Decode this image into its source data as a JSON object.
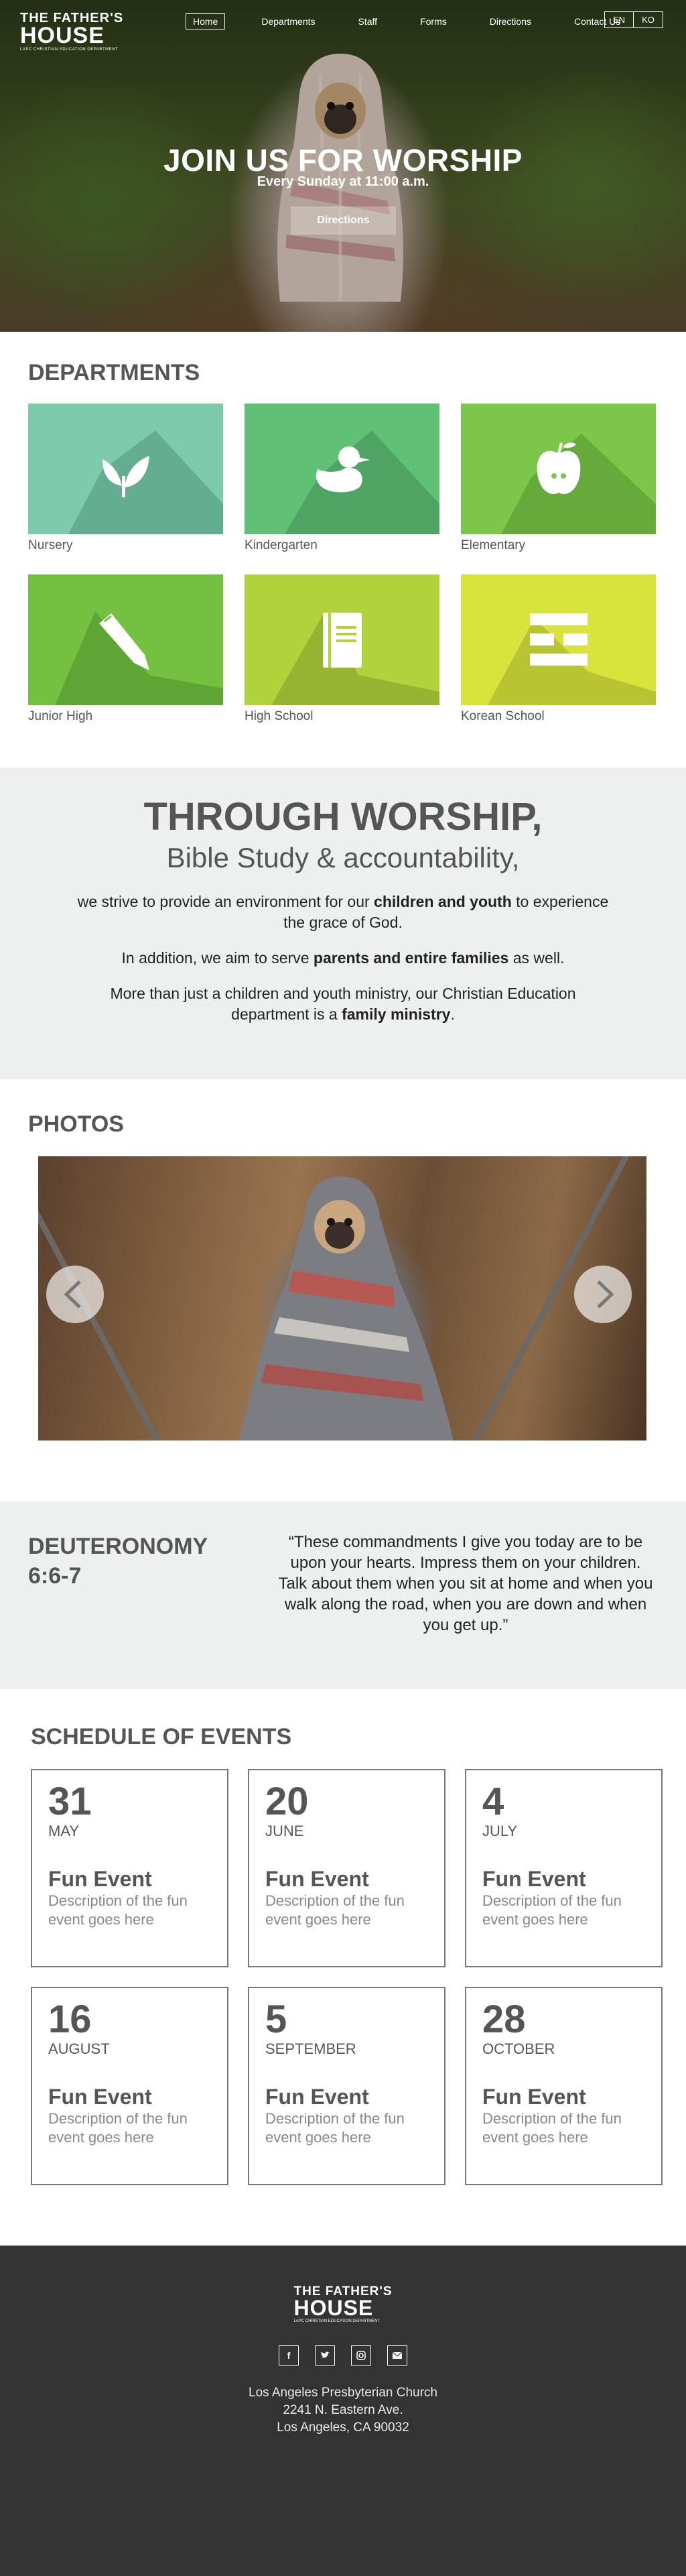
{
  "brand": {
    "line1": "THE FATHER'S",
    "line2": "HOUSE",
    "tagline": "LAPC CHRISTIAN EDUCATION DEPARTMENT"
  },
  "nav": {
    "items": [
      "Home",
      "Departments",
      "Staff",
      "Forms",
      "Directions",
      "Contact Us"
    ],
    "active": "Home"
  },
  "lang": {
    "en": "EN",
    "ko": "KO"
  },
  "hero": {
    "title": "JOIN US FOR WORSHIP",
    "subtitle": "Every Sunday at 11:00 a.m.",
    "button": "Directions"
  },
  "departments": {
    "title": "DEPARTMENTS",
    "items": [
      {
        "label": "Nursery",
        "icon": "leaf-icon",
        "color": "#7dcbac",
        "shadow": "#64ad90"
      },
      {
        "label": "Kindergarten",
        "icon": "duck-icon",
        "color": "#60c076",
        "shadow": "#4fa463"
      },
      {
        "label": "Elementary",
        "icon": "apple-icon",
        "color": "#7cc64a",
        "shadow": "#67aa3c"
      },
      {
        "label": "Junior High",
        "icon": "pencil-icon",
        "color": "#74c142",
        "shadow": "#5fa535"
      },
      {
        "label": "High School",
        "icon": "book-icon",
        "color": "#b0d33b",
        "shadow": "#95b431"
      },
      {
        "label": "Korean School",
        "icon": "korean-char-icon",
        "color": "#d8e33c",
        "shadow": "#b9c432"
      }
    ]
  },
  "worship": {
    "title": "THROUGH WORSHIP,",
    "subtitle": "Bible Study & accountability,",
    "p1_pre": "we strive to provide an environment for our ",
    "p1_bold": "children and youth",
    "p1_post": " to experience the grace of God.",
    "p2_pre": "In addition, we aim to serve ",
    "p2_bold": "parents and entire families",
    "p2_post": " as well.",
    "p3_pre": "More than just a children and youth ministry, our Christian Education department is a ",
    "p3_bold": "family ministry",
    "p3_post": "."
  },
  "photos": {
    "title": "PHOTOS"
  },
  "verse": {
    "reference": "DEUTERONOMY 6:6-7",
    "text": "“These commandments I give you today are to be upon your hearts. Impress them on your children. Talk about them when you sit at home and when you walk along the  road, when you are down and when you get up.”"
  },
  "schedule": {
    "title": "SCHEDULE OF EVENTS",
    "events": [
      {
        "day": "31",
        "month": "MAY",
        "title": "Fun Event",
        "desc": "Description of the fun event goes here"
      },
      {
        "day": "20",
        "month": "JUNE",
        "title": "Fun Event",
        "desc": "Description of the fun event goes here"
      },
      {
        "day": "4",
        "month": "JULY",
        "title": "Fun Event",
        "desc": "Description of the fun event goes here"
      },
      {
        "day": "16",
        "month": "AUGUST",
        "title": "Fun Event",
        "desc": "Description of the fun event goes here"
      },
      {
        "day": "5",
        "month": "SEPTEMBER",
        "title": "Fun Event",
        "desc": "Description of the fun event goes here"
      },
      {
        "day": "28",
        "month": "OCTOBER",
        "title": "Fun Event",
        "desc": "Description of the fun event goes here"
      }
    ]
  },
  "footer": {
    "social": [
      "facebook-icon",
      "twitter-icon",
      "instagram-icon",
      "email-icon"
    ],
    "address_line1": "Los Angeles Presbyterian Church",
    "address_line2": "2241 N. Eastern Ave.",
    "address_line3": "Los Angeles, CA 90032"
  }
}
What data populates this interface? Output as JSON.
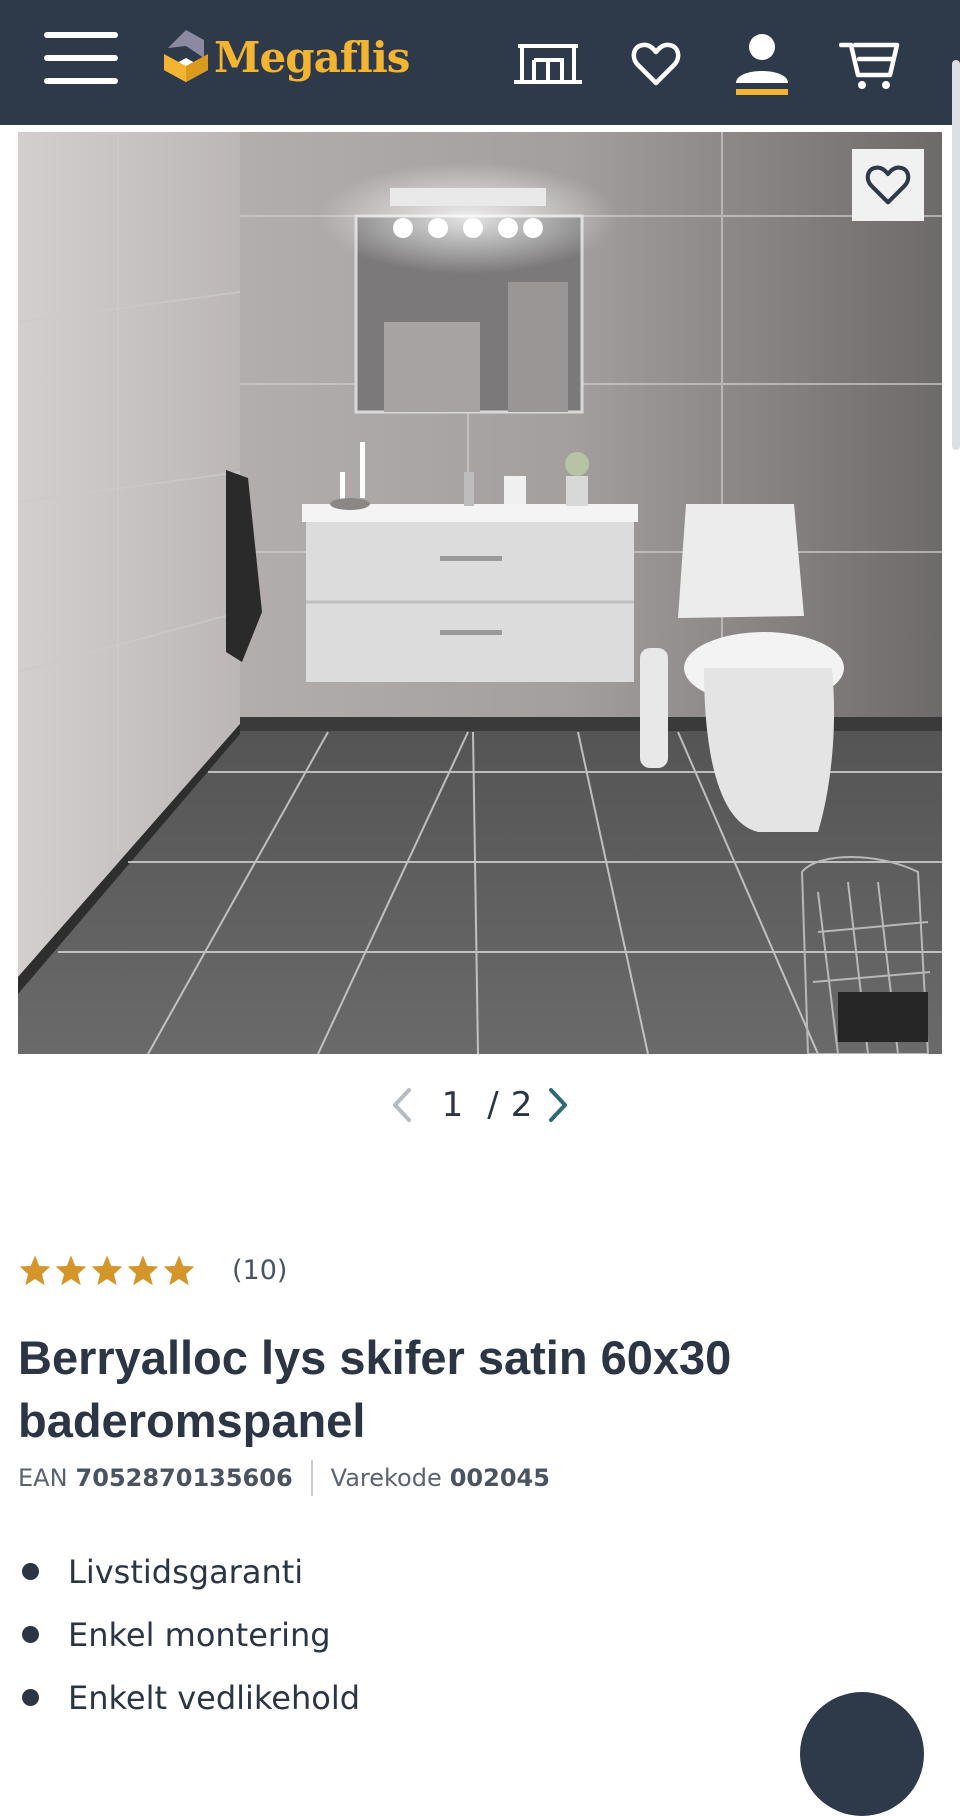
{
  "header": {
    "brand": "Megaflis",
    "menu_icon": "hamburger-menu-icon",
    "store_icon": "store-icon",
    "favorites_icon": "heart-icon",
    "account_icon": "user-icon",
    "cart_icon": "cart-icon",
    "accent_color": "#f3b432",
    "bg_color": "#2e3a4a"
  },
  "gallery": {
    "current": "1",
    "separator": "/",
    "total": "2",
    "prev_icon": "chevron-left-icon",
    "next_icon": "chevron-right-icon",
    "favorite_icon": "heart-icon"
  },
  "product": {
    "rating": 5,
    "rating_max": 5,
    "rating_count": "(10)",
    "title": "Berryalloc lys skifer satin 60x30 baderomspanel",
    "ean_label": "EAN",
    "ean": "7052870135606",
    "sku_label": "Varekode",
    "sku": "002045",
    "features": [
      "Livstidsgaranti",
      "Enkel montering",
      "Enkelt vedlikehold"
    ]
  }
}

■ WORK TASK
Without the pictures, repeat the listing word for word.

■ RESPONSE TO THE EXERCISE
Decode this image into its source data as a JSON object.
{
  "brand": {
    "line1": "THE FATHER'S",
    "line2": "HOUSE",
    "tagline": "LAPC CHRISTIAN EDUCATION DEPARTMENT"
  },
  "nav": {
    "items": [
      "Home",
      "Departments",
      "Staff",
      "Forms",
      "Directions",
      "Contact Us"
    ],
    "active": "Home"
  },
  "lang": {
    "en": "EN",
    "ko": "KO"
  },
  "hero": {
    "title": "JOIN US FOR WORSHIP",
    "subtitle": "Every Sunday at 11:00 a.m.",
    "button": "Directions"
  },
  "departments": {
    "title": "DEPARTMENTS",
    "items": [
      {
        "label": "Nursery",
        "icon": "leaf-icon",
        "color": "#7dcbac",
        "shadow": "#64ad90"
      },
      {
        "label": "Kindergarten",
        "icon": "duck-icon",
        "color": "#60c076",
        "shadow": "#4fa463"
      },
      {
        "label": "Elementary",
        "icon": "apple-icon",
        "color": "#7cc64a",
        "shadow": "#67aa3c"
      },
      {
        "label": "Junior High",
        "icon": "pencil-icon",
        "color": "#74c142",
        "shadow": "#5fa535"
      },
      {
        "label": "High School",
        "icon": "book-icon",
        "color": "#b0d33b",
        "shadow": "#95b431"
      },
      {
        "label": "Korean School",
        "icon": "korean-char-icon",
        "color": "#d8e33c",
        "shadow": "#b9c432"
      }
    ]
  },
  "worship": {
    "title": "THROUGH WORSHIP,",
    "subtitle": "Bible Study & accountability,",
    "p1_pre": "we strive to provide an environment for our ",
    "p1_bold": "children and youth",
    "p1_post": " to experience the grace of God.",
    "p2_pre": "In addition, we aim to serve ",
    "p2_bold": "parents and entire families",
    "p2_post": " as well.",
    "p3_pre": "More than just a children and youth ministry, our Christian Education department is a ",
    "p3_bold": "family ministry",
    "p3_post": "."
  },
  "photos": {
    "title": "PHOTOS"
  },
  "verse": {
    "reference": "DEUTERONOMY 6:6-7",
    "text": "“These commandments I give you today are to be upon your hearts. Impress them on your children. Talk about them when you sit at home and when you walk along the  road, when you are down and when you get up.”"
  },
  "schedule": {
    "title": "SCHEDULE OF EVENTS",
    "events": [
      {
        "day": "31",
        "month": "MAY",
        "title": "Fun Event",
        "desc": "Description of the fun event goes here"
      },
      {
        "day": "20",
        "month": "JUNE",
        "title": "Fun Event",
        "desc": "Description of the fun event goes here"
      },
      {
        "day": "4",
        "month": "JULY",
        "title": "Fun Event",
        "desc": "Description of the fun event goes here"
      },
      {
        "day": "16",
        "month": "AUGUST",
        "title": "Fun Event",
        "desc": "Description of the fun event goes here"
      },
      {
        "day": "5",
        "month": "SEPTEMBER",
        "title": "Fun Event",
        "desc": "Description of the fun event goes here"
      },
      {
        "day": "28",
        "month": "OCTOBER",
        "title": "Fun Event",
        "desc": "Description of the fun event goes here"
      }
    ]
  },
  "footer": {
    "social": [
      "facebook-icon",
      "twitter-icon",
      "instagram-icon",
      "email-icon"
    ],
    "address_line1": "Los Angeles Presbyterian Church",
    "address_line2": "2241 N. Eastern Ave.",
    "address_line3": "Los Angeles, CA 90032"
  }
}
What data populates this interface? Output as JSON.
{
  "header": {
    "brand": "Megaflis",
    "menu_icon": "hamburger-menu-icon",
    "store_icon": "store-icon",
    "favorites_icon": "heart-icon",
    "account_icon": "user-icon",
    "cart_icon": "cart-icon",
    "accent_color": "#f3b432",
    "bg_color": "#2e3a4a"
  },
  "gallery": {
    "current": "1",
    "separator": "/",
    "total": "2",
    "prev_icon": "chevron-left-icon",
    "next_icon": "chevron-right-icon",
    "favorite_icon": "heart-icon"
  },
  "product": {
    "rating": 5,
    "rating_max": 5,
    "rating_count": "(10)",
    "title": "Berryalloc lys skifer satin 60x30 baderomspanel",
    "ean_label": "EAN",
    "ean": "7052870135606",
    "sku_label": "Varekode",
    "sku": "002045",
    "features": [
      "Livstidsgaranti",
      "Enkel montering",
      "Enkelt vedlikehold"
    ]
  }
}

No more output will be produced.